- Exercise material:
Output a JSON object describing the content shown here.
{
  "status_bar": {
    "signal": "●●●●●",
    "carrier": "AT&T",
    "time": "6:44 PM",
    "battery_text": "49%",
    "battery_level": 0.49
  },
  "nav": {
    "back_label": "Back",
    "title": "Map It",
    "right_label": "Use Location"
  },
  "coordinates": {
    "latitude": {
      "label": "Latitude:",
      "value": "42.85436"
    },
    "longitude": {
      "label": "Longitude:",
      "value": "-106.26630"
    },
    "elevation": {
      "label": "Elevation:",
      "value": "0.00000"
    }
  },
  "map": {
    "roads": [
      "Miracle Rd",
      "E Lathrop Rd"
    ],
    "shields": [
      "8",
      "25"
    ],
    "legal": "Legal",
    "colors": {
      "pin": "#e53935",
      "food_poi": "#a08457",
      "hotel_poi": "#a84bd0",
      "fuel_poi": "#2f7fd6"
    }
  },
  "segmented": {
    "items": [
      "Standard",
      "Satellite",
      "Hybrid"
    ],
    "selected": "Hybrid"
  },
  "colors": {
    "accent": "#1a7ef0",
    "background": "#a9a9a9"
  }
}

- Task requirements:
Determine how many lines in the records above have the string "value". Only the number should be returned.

- Result of this exercise:
3